It depends on the duration of the stress response.
In immediate or short-term situations, stress is not necessarily a bad thing. It’s what helps a person cope with potentially dangerous situations, submit a deliverable before a deadline, or avoid an accident. To understand what stress does to the body, it’s important to look at the evolutionary basis of stress.
For our ancestors, stress was necessary for survival, allowing them to avoid real, physical threats such as giant bears. That’s because stress makes the body think it’s in danger and triggers that ‘fight-or-flight’ survival mode. Once triggered, all the consequent chemical changes prepare the body for physical activity like running or attacking, by releasing hormones that increase heart and breathing rates and ready the muscles to respond. When the stressor is resolved, the body goes back to normal.
But if, for some reason, the body’s stress response doesn’t stop firing or if stress levels stay elevated for longer than needed, it can greatly affect overall health; termed as chronic stress, this kind of stress can manifest as symptoms like irritability, anxiety, depression, headaches, and insomnia.
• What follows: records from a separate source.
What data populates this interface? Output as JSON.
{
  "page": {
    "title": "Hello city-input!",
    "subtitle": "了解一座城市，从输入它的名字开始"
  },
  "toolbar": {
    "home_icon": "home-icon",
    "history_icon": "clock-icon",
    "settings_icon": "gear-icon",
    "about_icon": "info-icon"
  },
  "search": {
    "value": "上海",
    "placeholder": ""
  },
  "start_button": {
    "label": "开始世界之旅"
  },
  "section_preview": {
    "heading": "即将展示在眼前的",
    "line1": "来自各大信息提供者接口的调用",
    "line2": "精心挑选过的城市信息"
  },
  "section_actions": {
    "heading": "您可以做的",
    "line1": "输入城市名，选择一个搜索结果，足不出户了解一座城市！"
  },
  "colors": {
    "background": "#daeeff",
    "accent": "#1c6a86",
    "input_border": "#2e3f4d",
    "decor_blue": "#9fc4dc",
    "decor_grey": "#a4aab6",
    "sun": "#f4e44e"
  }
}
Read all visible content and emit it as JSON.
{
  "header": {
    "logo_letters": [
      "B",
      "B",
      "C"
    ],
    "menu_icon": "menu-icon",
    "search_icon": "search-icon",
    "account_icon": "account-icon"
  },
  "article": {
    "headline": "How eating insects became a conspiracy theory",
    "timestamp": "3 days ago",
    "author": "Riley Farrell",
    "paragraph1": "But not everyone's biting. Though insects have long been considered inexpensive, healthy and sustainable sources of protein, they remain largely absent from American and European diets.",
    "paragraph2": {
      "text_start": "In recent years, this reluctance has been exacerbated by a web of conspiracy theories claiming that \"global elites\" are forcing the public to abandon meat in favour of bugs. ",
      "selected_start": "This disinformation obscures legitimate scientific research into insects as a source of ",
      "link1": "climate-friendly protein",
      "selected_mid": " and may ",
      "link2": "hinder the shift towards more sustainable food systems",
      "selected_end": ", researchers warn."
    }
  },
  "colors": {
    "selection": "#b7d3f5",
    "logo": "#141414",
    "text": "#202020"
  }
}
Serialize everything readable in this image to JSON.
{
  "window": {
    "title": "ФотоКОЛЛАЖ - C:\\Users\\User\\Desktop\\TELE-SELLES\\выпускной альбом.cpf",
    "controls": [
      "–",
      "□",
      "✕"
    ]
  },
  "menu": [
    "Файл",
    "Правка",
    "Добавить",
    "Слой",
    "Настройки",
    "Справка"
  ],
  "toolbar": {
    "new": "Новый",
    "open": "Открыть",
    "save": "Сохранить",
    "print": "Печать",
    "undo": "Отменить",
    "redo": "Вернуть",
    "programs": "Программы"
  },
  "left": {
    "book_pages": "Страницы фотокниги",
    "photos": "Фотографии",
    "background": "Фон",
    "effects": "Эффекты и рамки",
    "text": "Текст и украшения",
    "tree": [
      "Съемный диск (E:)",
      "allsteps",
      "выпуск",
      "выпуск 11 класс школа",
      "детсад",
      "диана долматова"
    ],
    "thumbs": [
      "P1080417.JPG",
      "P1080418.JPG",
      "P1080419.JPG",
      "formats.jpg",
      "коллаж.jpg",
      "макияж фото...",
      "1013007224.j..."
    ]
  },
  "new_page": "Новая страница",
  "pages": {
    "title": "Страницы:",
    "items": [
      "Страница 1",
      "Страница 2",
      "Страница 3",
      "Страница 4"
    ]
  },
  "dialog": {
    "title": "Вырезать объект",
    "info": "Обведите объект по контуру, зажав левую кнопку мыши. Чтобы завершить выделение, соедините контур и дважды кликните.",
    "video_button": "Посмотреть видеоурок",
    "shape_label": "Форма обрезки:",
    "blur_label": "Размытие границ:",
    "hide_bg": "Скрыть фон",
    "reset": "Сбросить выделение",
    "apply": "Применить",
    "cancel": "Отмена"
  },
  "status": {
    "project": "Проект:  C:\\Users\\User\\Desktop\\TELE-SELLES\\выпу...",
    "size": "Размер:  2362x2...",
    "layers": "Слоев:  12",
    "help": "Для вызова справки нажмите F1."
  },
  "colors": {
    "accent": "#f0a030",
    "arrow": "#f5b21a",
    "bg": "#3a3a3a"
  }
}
What is the most important thing to remember about stress?
In 2020, ‘flight-or-fight’ is not always an accurate response to stress; today’s stress is usually caused by something not actually life-threatening at all. But we stress anyway because our brains can’t differentiate between something that’s a real threat and something that’s a perceived threat.
Keeping that in mind, the best way to deal with modern-day stress is to alter our perception of it, a 2018 study of 30,000 Americans found. Researchers asked them how stressed they were in the past year and whether they believed the stress was harmful to their health. Those who were exposed to large amounts of stress and viewed the stress as harmful had a 43% higher risk of premature death than people who viewed stress as a helpful response. Significantly, people with more positive perceptions of stress had the lowest risk of death out of everyone involved in the study — even lower than those who said they were not very stressed.
Another study showed students with more negative beliefs about stress experienced more symptoms, such as headaches, tension, and fatigue during stressful end-of-semester exams, compared with students who had more positive beliefs about stress.
These findings have lent credence to a working theory around stress: stress is not bad; it is the belief that stress is bad that’s bad. Extrapolating that, stress is only as bad as one thinks it is.
This is not to discount grave circumstances that may trigger more intense forms of stress; but if stressors continue to abound, as they do in 2020, and stress is an inevitable evolutionary reaction of the human body — then the only variable left in our control is how we perceive the situation and the stress it’s causing.